I haven’t heard of this doctrine, and the first four pages of google hits all refer to White’s article or derivatives of it (or are random junk), but I’ll assume that it’s a real, obscure legal concept, and not something that White just made up. Anyway, I don’t think that’s what “free speech” means.

I think free speech means this: If person A wants to communicate with person B, who is willing to receive the communication, it is wrong for person C, a third party uninvolved in the communication, to interfere.

This is just a first-cut; it may need some refinement (national security, juveniles, crowded theaters, etc.), but I think it works pretty well. If Alice asks Charlie to carry a message to Bob, Bob has every right to refuse. But if Alice is speaking to Bob, Charlie has no right to stop her. Similarly, if David agrees to carry a message from Alice to Bob, it is wrong for Charlie to stop him.

This applies whether or not Charlie is the government. If Charlie is the government, the First Amendment applies. If Charlie is just an ordinary busybody, Alice doesn’t have any First Amendment protection, but it’s still wrong for Charlie to interfere with her speech.

That’s what was going on in the Duck Dynasty affair. Phil Robertson critics were trying to censor him; they had no part in his communication with Duck Dynasty’s audience. On the other hand, A&E was involved, so they had a right to cancel his program. (If the audience dwindles, they surely will.) Nevertheless, by doing so in that situation, they were knuckling under to censorship. As Americans they should have done better.

(Via Patterico.)


The scientific tea party

May 22, 2014

This will come as no surprise to actual Tea Party people, but a major shock to the left:

Yale Law professor Dan M. Kahan was conducting a n analysis of the scientific comprehension of various political groups when he ran into a shocking discovery: tea party supporters are slightly more scientifically literate than the non-tea party population.

Shocking? Well, maybe to readers of the New York Times and the Huffington Post (i.e., liberals):

I’ve got to confess, though, I found this result surprising. As I pushed the button to run the analysis on my computer, I fully expected I’d be shown a modest negative correlation between identifying with the Tea Party and science comprehension.

But then again, I don’t know a single person who identifies with the Tea Party. All my impressions come from watching cable tv — & I don’t watch Fox News very often — and reading the “paper” (New York Times daily, plus a variety of politics-focused internet sites like Huffington Post & Politico).

I’m a little embarrassed, but mainly I’m just glad that I no longer hold this particular mistaken view.

(Via Monster Hunter Nation.)

In related news, conservative republicans are the most likely to know that the earth revolves around the sun, and the least likely to believe in astrology. Liberal democrats are the most likely to believe in astrology. Conservative and moderate Democrats are the least likely to know the earth revolves around the sun. (In fairness, liberal Democrats do decently well on heliocentrism.)

POSTSCRIPT: And, for the record: a rebuttal to a rebuttal of the Democratic astrology result.


A break in the space-time continuum

May 22, 2014

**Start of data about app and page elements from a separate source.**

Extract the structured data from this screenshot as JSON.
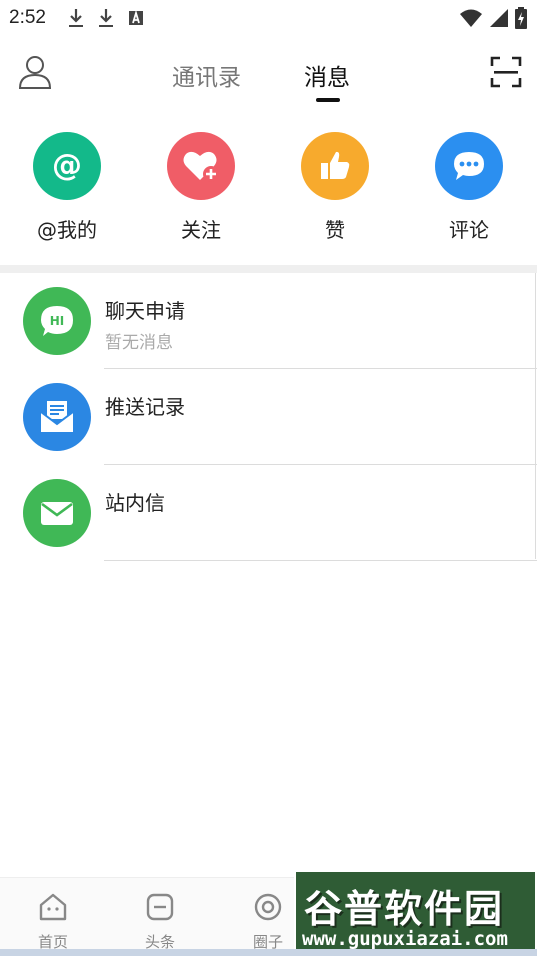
{
  "status_bar": {
    "time": "2:52",
    "left_icons": [
      "download-icon",
      "download-icon",
      "a-box-icon"
    ],
    "right_icons": [
      "wifi-icon",
      "signal-icon",
      "battery-charging-icon"
    ]
  },
  "header": {
    "profile_icon": "person-icon",
    "tabs": [
      {
        "label": "通讯录",
        "active": false
      },
      {
        "label": "消息",
        "active": true
      }
    ],
    "scan_icon": "scan-icon"
  },
  "categories": [
    {
      "label": "@我的",
      "icon": "at-icon",
      "color": "#13b98a"
    },
    {
      "label": "关注",
      "icon": "heart-plus-icon",
      "color": "#f05d67"
    },
    {
      "label": "赞",
      "icon": "thumbs-up-icon",
      "color": "#f7aa2d"
    },
    {
      "label": "评论",
      "icon": "chat-icon",
      "color": "#2b8ff0"
    }
  ],
  "messages": [
    {
      "title": "聊天申请",
      "subtitle": "暂无消息",
      "icon": "hi-bubble-icon",
      "color": "#40b856"
    },
    {
      "title": "推送记录",
      "subtitle": "",
      "icon": "envelope-open-icon",
      "color": "#2b87e3"
    },
    {
      "title": "站内信",
      "subtitle": "",
      "icon": "mail-icon",
      "color": "#40b856"
    }
  ],
  "bottom_nav": [
    {
      "label": "首页",
      "icon": "home-icon"
    },
    {
      "label": "头条",
      "icon": "news-icon"
    },
    {
      "label": "圈子",
      "icon": "circle-icon"
    }
  ],
  "watermark": {
    "title": "谷普软件园",
    "url": "www.gupuxiazai.com"
  }
}
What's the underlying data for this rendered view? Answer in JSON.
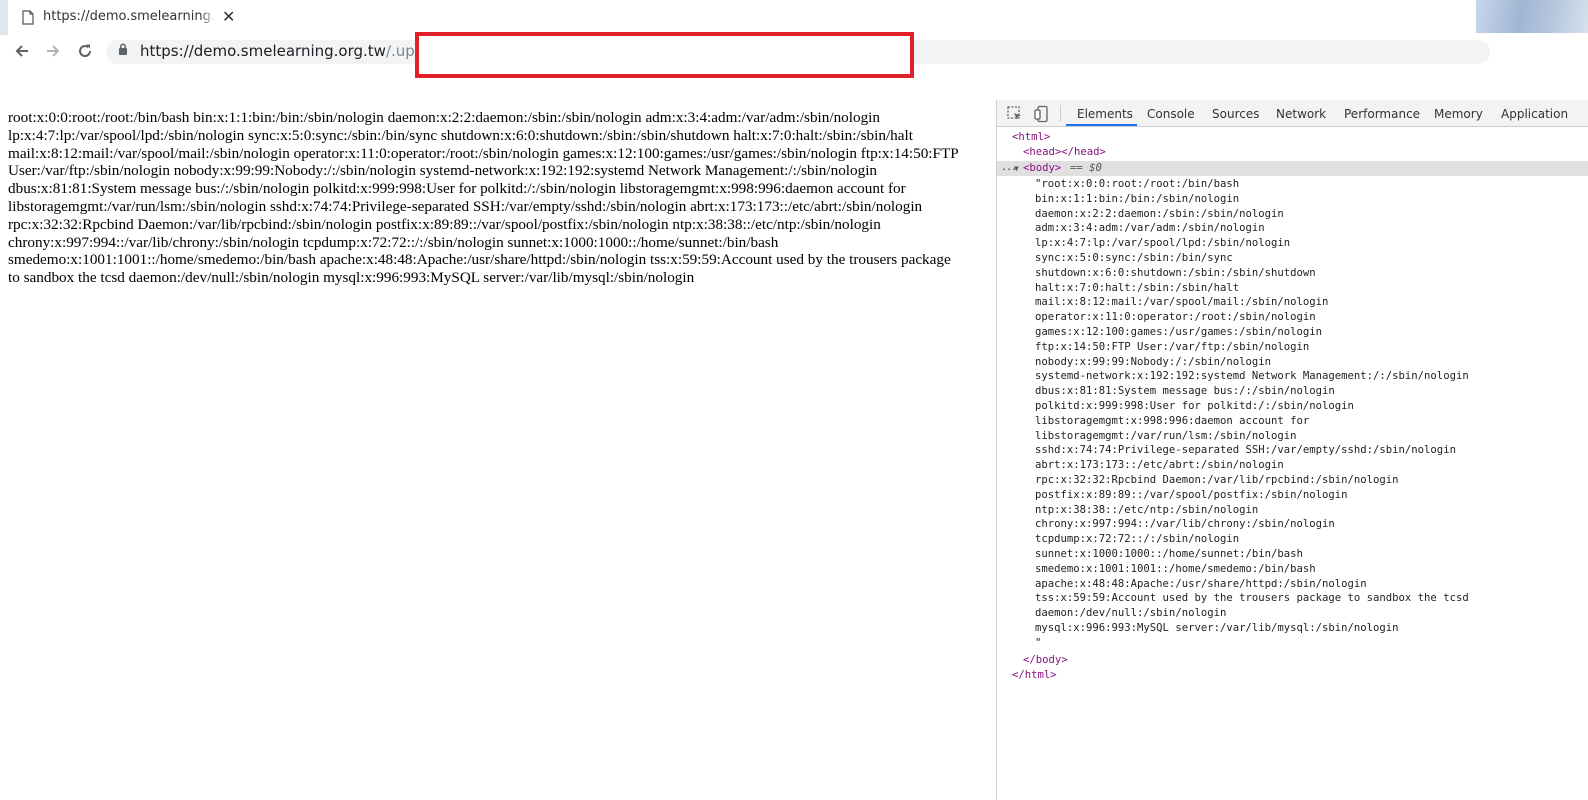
{
  "browser": {
    "tab_title": "https://demo.smelearning.org.tw/.upload/",
    "tab_close": "✕",
    "url_host": "https://demo.smelearning.org.tw",
    "url_path": "/.upload/",
    "icons": {
      "back": "arrow-left-icon",
      "forward": "arrow-right-icon",
      "reload": "reload-icon",
      "lock": "lock-icon",
      "favicon": "page-icon"
    },
    "redaction_color": "#e2202a"
  },
  "page": {
    "content": "root:x:0:0:root:/root:/bin/bash bin:x:1:1:bin:/bin:/sbin/nologin daemon:x:2:2:daemon:/sbin:/sbin/nologin adm:x:3:4:adm:/var/adm:/sbin/nologin lp:x:4:7:lp:/var/spool/lpd:/sbin/nologin sync:x:5:0:sync:/sbin:/bin/sync shutdown:x:6:0:shutdown:/sbin:/sbin/shutdown halt:x:7:0:halt:/sbin:/sbin/halt mail:x:8:12:mail:/var/spool/mail:/sbin/nologin operator:x:11:0:operator:/root:/sbin/nologin games:x:12:100:games:/usr/games:/sbin/nologin ftp:x:14:50:FTP User:/var/ftp:/sbin/nologin nobody:x:99:99:Nobody:/:/sbin/nologin systemd-network:x:192:192:systemd Network Management:/:/sbin/nologin dbus:x:81:81:System message bus:/:/sbin/nologin polkitd:x:999:998:User for polkitd:/:/sbin/nologin libstoragemgmt:x:998:996:daemon account for libstoragemgmt:/var/run/lsm:/sbin/nologin sshd:x:74:74:Privilege-separated SSH:/var/empty/sshd:/sbin/nologin abrt:x:173:173::/etc/abrt:/sbin/nologin rpc:x:32:32:Rpcbind Daemon:/var/lib/rpcbind:/sbin/nologin postfix:x:89:89::/var/spool/postfix:/sbin/nologin ntp:x:38:38::/etc/ntp:/sbin/nologin chrony:x:997:994::/var/lib/chrony:/sbin/nologin tcpdump:x:72:72::/:/sbin/nologin sunnet:x:1000:1000::/home/sunnet:/bin/bash smedemo:x:1001:1001::/home/smedemo:/bin/bash apache:x:48:48:Apache:/usr/share/httpd:/sbin/nologin tss:x:59:59:Account used by the trousers package to sandbox the tcsd daemon:/dev/null:/sbin/nologin mysql:x:996:993:MySQL server:/var/lib/mysql:/sbin/nologin"
  },
  "devtools": {
    "icons": {
      "inspect": "inspect-element-icon",
      "device": "device-toolbar-icon"
    },
    "tabs": [
      "Elements",
      "Console",
      "Sources",
      "Network",
      "Performance",
      "Memory",
      "Application"
    ],
    "active_tab": "Elements",
    "dom": {
      "html_open": "<html>",
      "head": "<head></head>",
      "body_open": "<body>",
      "body_ref": "== $0",
      "ellipsis": "...",
      "text_lines": [
        "\"root:x:0:0:root:/root:/bin/bash",
        "bin:x:1:1:bin:/bin:/sbin/nologin",
        "daemon:x:2:2:daemon:/sbin:/sbin/nologin",
        "adm:x:3:4:adm:/var/adm:/sbin/nologin",
        "lp:x:4:7:lp:/var/spool/lpd:/sbin/nologin",
        "sync:x:5:0:sync:/sbin:/bin/sync",
        "shutdown:x:6:0:shutdown:/sbin:/sbin/shutdown",
        "halt:x:7:0:halt:/sbin:/sbin/halt",
        "mail:x:8:12:mail:/var/spool/mail:/sbin/nologin",
        "operator:x:11:0:operator:/root:/sbin/nologin",
        "games:x:12:100:games:/usr/games:/sbin/nologin",
        "ftp:x:14:50:FTP User:/var/ftp:/sbin/nologin",
        "nobody:x:99:99:Nobody:/:/sbin/nologin",
        "systemd-network:x:192:192:systemd Network Management:/:/sbin/nologin",
        "dbus:x:81:81:System message bus:/:/sbin/nologin",
        "polkitd:x:999:998:User for polkitd:/:/sbin/nologin",
        "libstoragemgmt:x:998:996:daemon account for",
        "libstoragemgmt:/var/run/lsm:/sbin/nologin",
        "sshd:x:74:74:Privilege-separated SSH:/var/empty/sshd:/sbin/nologin",
        "abrt:x:173:173::/etc/abrt:/sbin/nologin",
        "rpc:x:32:32:Rpcbind Daemon:/var/lib/rpcbind:/sbin/nologin",
        "postfix:x:89:89::/var/spool/postfix:/sbin/nologin",
        "ntp:x:38:38::/etc/ntp:/sbin/nologin",
        "chrony:x:997:994::/var/lib/chrony:/sbin/nologin",
        "tcpdump:x:72:72::/:/sbin/nologin",
        "sunnet:x:1000:1000::/home/sunnet:/bin/bash",
        "smedemo:x:1001:1001::/home/smedemo:/bin/bash",
        "apache:x:48:48:Apache:/usr/share/httpd:/sbin/nologin",
        "tss:x:59:59:Account used by the trousers package to sandbox the tcsd",
        "daemon:/dev/null:/sbin/nologin",
        "mysql:x:996:993:MySQL server:/var/lib/mysql:/sbin/nologin",
        "\""
      ],
      "body_close": "</body>",
      "html_close": "</html>"
    }
  }
}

I’m catching up on a big backlog of articles to remark upon. Some of these aren’t very timely any more, but I still want to note them.


Coup in Thailand, no liberal freak-out

May 22, 2014

Fox News reports:

Thailand’s new military junta announced it suspended the country’s constitution Thursday. The news came a few hours after Thailand’s army chief announced a military takeover of the government, saying the coup was necessary to restore stability and order after six months of political deadlock and turmoil.

But, unlike the 2009 non-coup in Honduras, in which Democrats demanded that the ousted president be returned to office, no one seems to care much. Evidently coups (or, in Honduras’s case, extraordinary legal steps) are only a problem when communists are being turned out of office.